If the payment passes without issue, you can continue the flow.
Another great feature you can take advantage of is the email notification!
Implementing it into the flow, you can trigger an email inside the conversation – either to send to the user or your team.
Hence, it’s a great way to send an email notification directly after purchase without having to involve any other tools.
You can configure the subject as well as email content, using the variables to summarize all the information of the transactions.
Last but not least, you need to create a record of the order.
One of the easiest ways is using Landbot’s Google Sheets integration.
Before you do anything else – create a spreadsheet in your Drive where you mean to save the data.
Once you connect your Google account to Landbot, link the document and the corresponding sheet within it to the bot.
Next, you need to select the action you want the integration to carry out as you can import, export new data as well as update old ones.
Since your order form is adding new data to a sheet, select “Insert a new row”
After that, all you need to do is match the name of the columns on your spreadsheet with the respective data variables. The names of the columns will automatically appear in the dropdown selection:
And voila! Now each time the user completes a form with the payment, all the information will be safely saved in a spreadsheet.
Of course, do not forget to add a thank you and goodbye message to your flow!
Save all the changes you’ve made to your bot thus far and move on to the design section through the upper navigation bar.
In the no-code designer, you can use one of Landbot’s design templates or adjust the colors, fonts and shapes to match your brand design precisely!
Next, in the Settings section, feel free to adjust details such as typing emulation, set up tracking or adjust system messages and help text inside the bot:
Last but not least, visit the share section where you can easily copy and paste the bot’s code and publish it in 4 different formats: Landing page, website embed, popup, or website widget!
So, what do you think?
It does seem a bit more fun, friendly, and flexible than something like this:
Now that you know how to make a conversational order form take advantage of it!
Using such order forms brings many benefits. They:
- Provide greater insight into customer behavior as you can analyze users progress through the flow;
- Offer real-time data capture and its use for personalization & instant problem solving;
- Give you the option to customize the flow for different types of purchases inside a single “form”;
- Enable in-chat payment processing;
- Are easy to create and manage by no-code professionals;
- They easily integrate with 3rd-party tools you are already using;
- Offer more engaging user experience;
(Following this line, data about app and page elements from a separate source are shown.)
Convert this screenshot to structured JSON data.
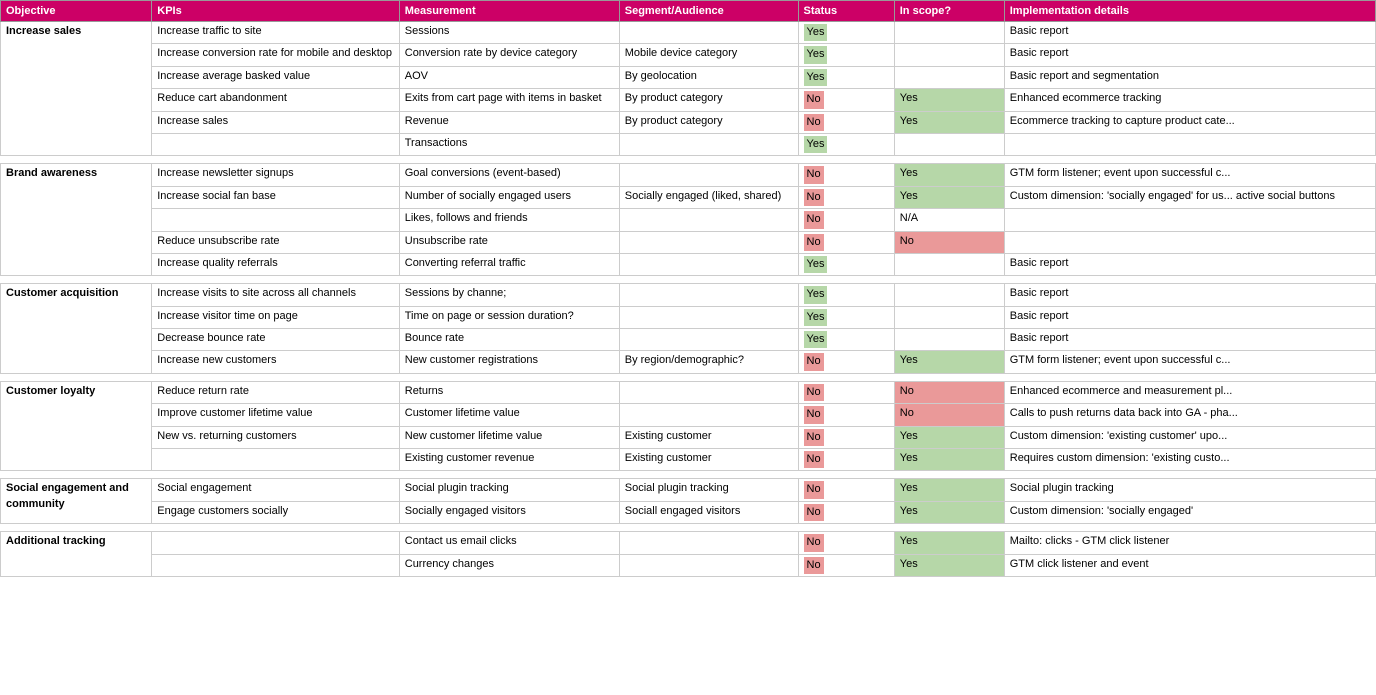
{
  "header": {
    "objective": "Objective",
    "kpis": "KPIs",
    "measurement": "Measurement",
    "segment": "Segment/Audience",
    "status": "Status",
    "inscope": "In scope?",
    "impl": "Implementation details"
  },
  "sections": [
    {
      "objective": "Increase sales",
      "rows": [
        {
          "kpi": "Increase traffic to site",
          "measurement": "Sessions",
          "segment": "",
          "status": "Yes",
          "inscope": "",
          "impl": "Basic report"
        },
        {
          "kpi": "Increase conversion rate for mobile and desktop",
          "measurement": "Conversion rate by device category",
          "segment": "Mobile device category",
          "status": "Yes",
          "inscope": "",
          "impl": "Basic report"
        },
        {
          "kpi": "Increase average basked value",
          "measurement": "AOV",
          "segment": "By geolocation",
          "status": "Yes",
          "inscope": "",
          "impl": "Basic report and segmentation"
        },
        {
          "kpi": "Reduce cart abandonment",
          "measurement": "Exits from cart page with items in basket",
          "segment": "By product category",
          "status": "No",
          "inscope": "Yes",
          "impl": "Enhanced ecommerce tracking"
        },
        {
          "kpi": "Increase sales",
          "measurement": "Revenue",
          "segment": "By product category",
          "status": "No",
          "inscope": "Yes",
          "impl": "Ecommerce tracking to capture product cate..."
        },
        {
          "kpi": "",
          "measurement": "Transactions",
          "segment": "",
          "status": "Yes",
          "inscope": "",
          "impl": ""
        }
      ]
    },
    {
      "objective": "Brand awareness",
      "rows": [
        {
          "kpi": "Increase newsletter signups",
          "measurement": "Goal conversions (event-based)",
          "segment": "",
          "status": "No",
          "inscope": "Yes",
          "impl": "GTM form listener; event upon successful c..."
        },
        {
          "kpi": "Increase social fan base",
          "measurement": "Number of socially engaged users",
          "segment": "Socially engaged (liked, shared)",
          "status": "No",
          "inscope": "Yes",
          "impl": "Custom dimension: 'socially engaged' for us... active social buttons"
        },
        {
          "kpi": "",
          "measurement": "Likes, follows and friends",
          "segment": "",
          "status": "No",
          "inscope": "N/A",
          "impl": ""
        },
        {
          "kpi": "Reduce unsubscribe rate",
          "measurement": "Unsubscribe rate",
          "segment": "",
          "status": "No",
          "inscope": "No",
          "impl": ""
        },
        {
          "kpi": "Increase quality referrals",
          "measurement": "Converting referral traffic",
          "segment": "",
          "status": "Yes",
          "inscope": "",
          "impl": "Basic report"
        }
      ]
    },
    {
      "objective": "Customer acquisition",
      "rows": [
        {
          "kpi": "Increase visits to site across all channels",
          "measurement": "Sessions by channe;",
          "segment": "",
          "status": "Yes",
          "inscope": "",
          "impl": "Basic report"
        },
        {
          "kpi": "Increase visitor time on page",
          "measurement": "Time on page or session duration?",
          "segment": "",
          "status": "Yes",
          "inscope": "",
          "impl": "Basic report"
        },
        {
          "kpi": "Decrease bounce rate",
          "measurement": "Bounce rate",
          "segment": "",
          "status": "Yes",
          "inscope": "",
          "impl": "Basic report"
        },
        {
          "kpi": "Increase new customers",
          "measurement": "New customer registrations",
          "segment": "By region/demographic?",
          "status": "No",
          "inscope": "Yes",
          "impl": "GTM form listener; event upon successful c..."
        }
      ]
    },
    {
      "objective": "Customer loyalty",
      "rows": [
        {
          "kpi": "Reduce return rate",
          "measurement": "Returns",
          "segment": "",
          "status": "No",
          "inscope": "No",
          "impl": "Enhanced ecommerce and measurement pl..."
        },
        {
          "kpi": "Improve customer lifetime value",
          "measurement": "Customer lifetime value",
          "segment": "",
          "status": "No",
          "inscope": "No",
          "impl": "Calls to push returns data back into GA - pha..."
        },
        {
          "kpi": "New vs. returning customers",
          "measurement": "New customer lifetime value",
          "segment": "Existing customer",
          "status": "No",
          "inscope": "Yes",
          "impl": "Custom dimension: 'existing customer' upo..."
        },
        {
          "kpi": "",
          "measurement": "Existing customer revenue",
          "segment": "Existing customer",
          "status": "No",
          "inscope": "Yes",
          "impl": "Requires custom dimension: 'existing custo..."
        }
      ]
    },
    {
      "objective": "Social engagement and community",
      "rows": [
        {
          "kpi": "Social engagement",
          "measurement": "Social plugin tracking",
          "segment": "Social plugin tracking",
          "status": "No",
          "inscope": "Yes",
          "impl": "Social plugin tracking"
        },
        {
          "kpi": "Engage customers socially",
          "measurement": "Socially engaged visitors",
          "segment": "Sociall engaged visitors",
          "status": "No",
          "inscope": "Yes",
          "impl": "Custom dimension: 'socially engaged'"
        }
      ]
    },
    {
      "objective": "Additional tracking",
      "rows": [
        {
          "kpi": "",
          "measurement": "Contact us email clicks",
          "segment": "",
          "status": "No",
          "inscope": "Yes",
          "impl": "Mailto: clicks - GTM click listener"
        },
        {
          "kpi": "",
          "measurement": "Currency changes",
          "segment": "",
          "status": "No",
          "inscope": "Yes",
          "impl": "GTM click listener and event"
        }
      ]
    }
  ]
}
- Provide an option to offer a separate path for returning customers so they don’t have to refill contact/delivery information twice (e.g. by providing a button choice in the welcome message separating returning from new customers and then using the integrations to pull data of the returning ones);
Try your hand at creating your own conversational order form that converts today!